#### [EXERCISE DETAILS]
Look through the listing below for the string "JSON". Show each line where it occurs.

#### [THE DATA]
------

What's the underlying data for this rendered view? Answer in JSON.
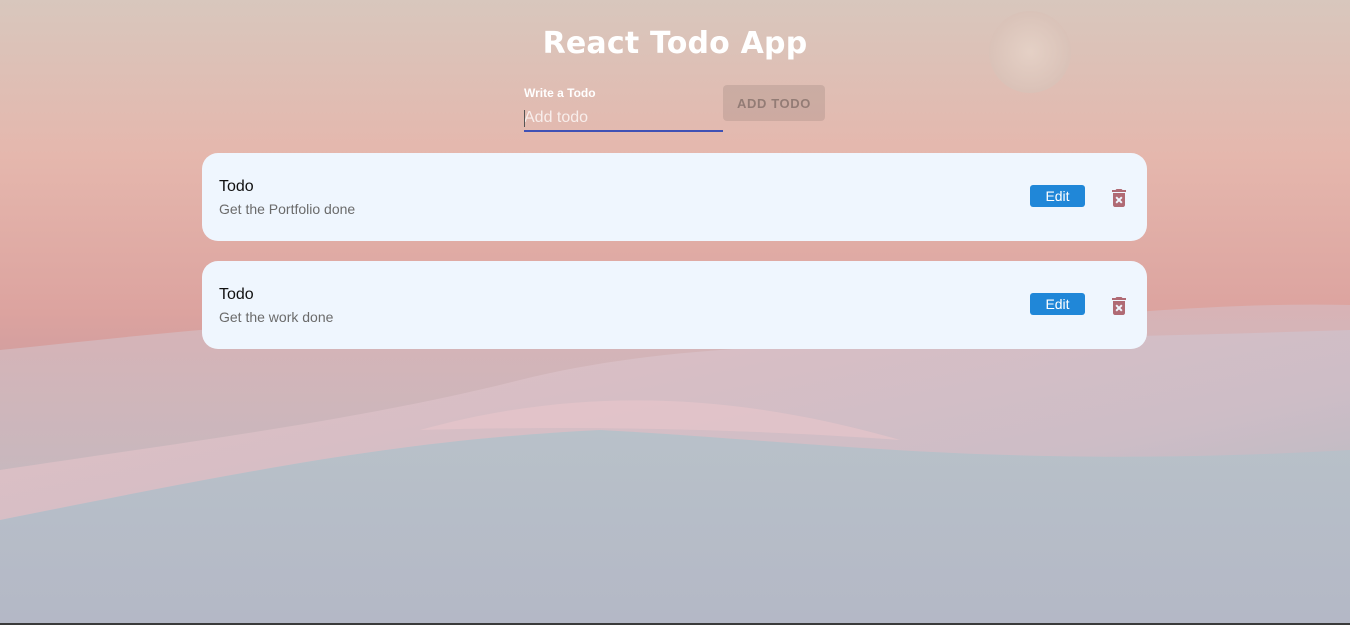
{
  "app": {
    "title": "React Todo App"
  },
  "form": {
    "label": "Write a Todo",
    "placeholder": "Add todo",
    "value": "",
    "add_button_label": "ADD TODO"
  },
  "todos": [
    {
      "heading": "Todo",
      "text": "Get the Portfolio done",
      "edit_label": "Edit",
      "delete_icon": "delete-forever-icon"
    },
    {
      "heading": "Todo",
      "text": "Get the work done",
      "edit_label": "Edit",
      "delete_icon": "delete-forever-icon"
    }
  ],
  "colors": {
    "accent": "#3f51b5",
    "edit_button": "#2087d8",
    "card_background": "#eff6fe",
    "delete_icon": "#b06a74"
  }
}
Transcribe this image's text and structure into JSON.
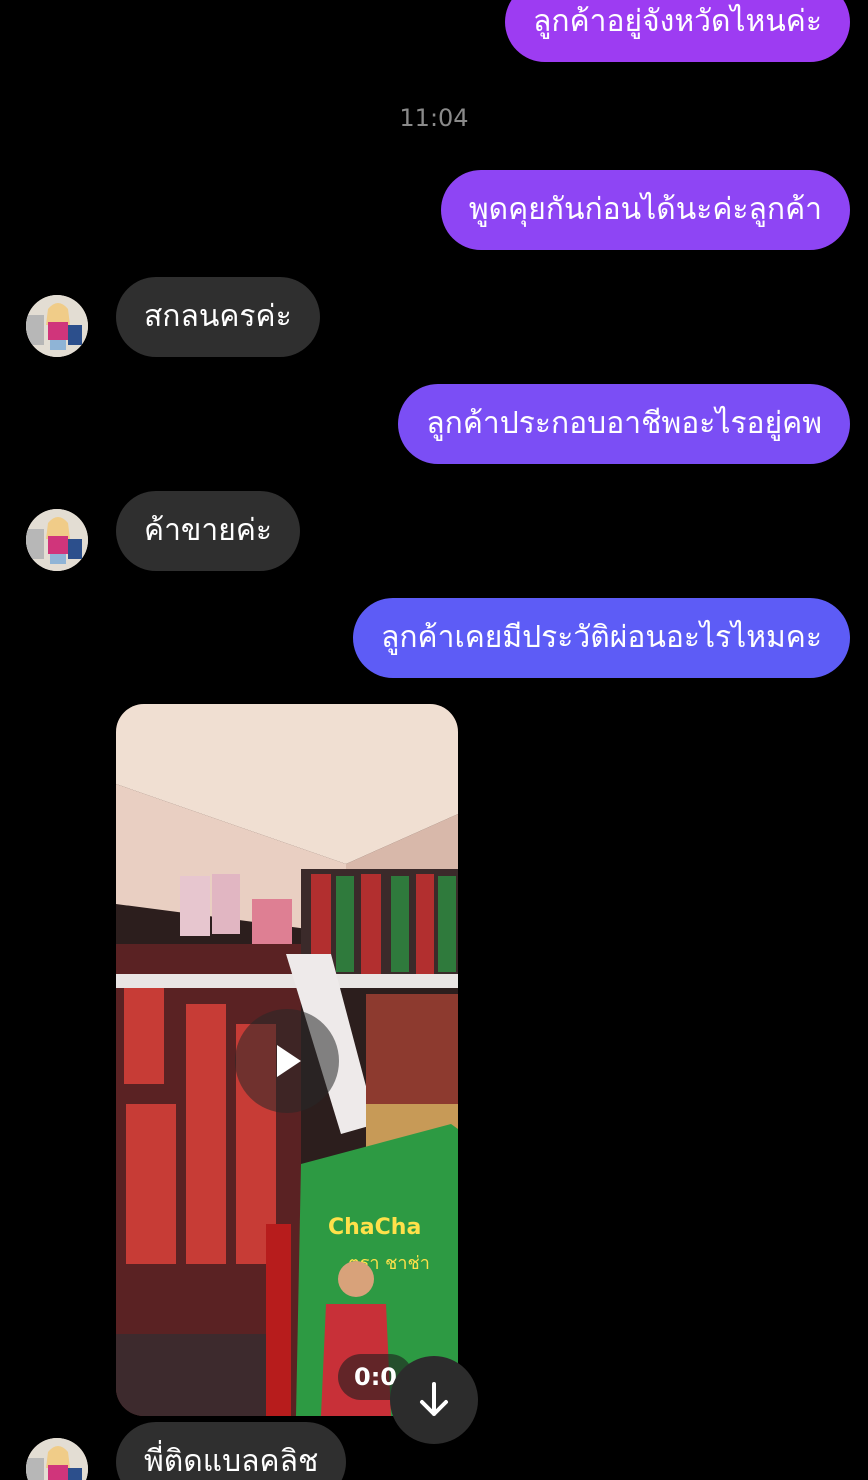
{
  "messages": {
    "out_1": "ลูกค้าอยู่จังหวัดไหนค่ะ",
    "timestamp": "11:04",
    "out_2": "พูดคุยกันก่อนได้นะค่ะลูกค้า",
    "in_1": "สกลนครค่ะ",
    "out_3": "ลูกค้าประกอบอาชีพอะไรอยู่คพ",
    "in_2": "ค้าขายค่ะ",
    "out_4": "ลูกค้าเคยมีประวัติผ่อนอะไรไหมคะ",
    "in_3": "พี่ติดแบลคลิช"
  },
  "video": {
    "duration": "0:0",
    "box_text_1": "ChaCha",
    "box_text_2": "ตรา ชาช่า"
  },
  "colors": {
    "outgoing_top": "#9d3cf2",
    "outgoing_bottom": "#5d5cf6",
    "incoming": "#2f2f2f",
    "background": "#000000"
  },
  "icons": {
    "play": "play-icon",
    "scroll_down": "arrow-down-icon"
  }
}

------

#### [EXERCISE RESPONSE]
What's the underlying data for this rendered view? Answer in JSON.
Transcribe this image's text and structure into JSON.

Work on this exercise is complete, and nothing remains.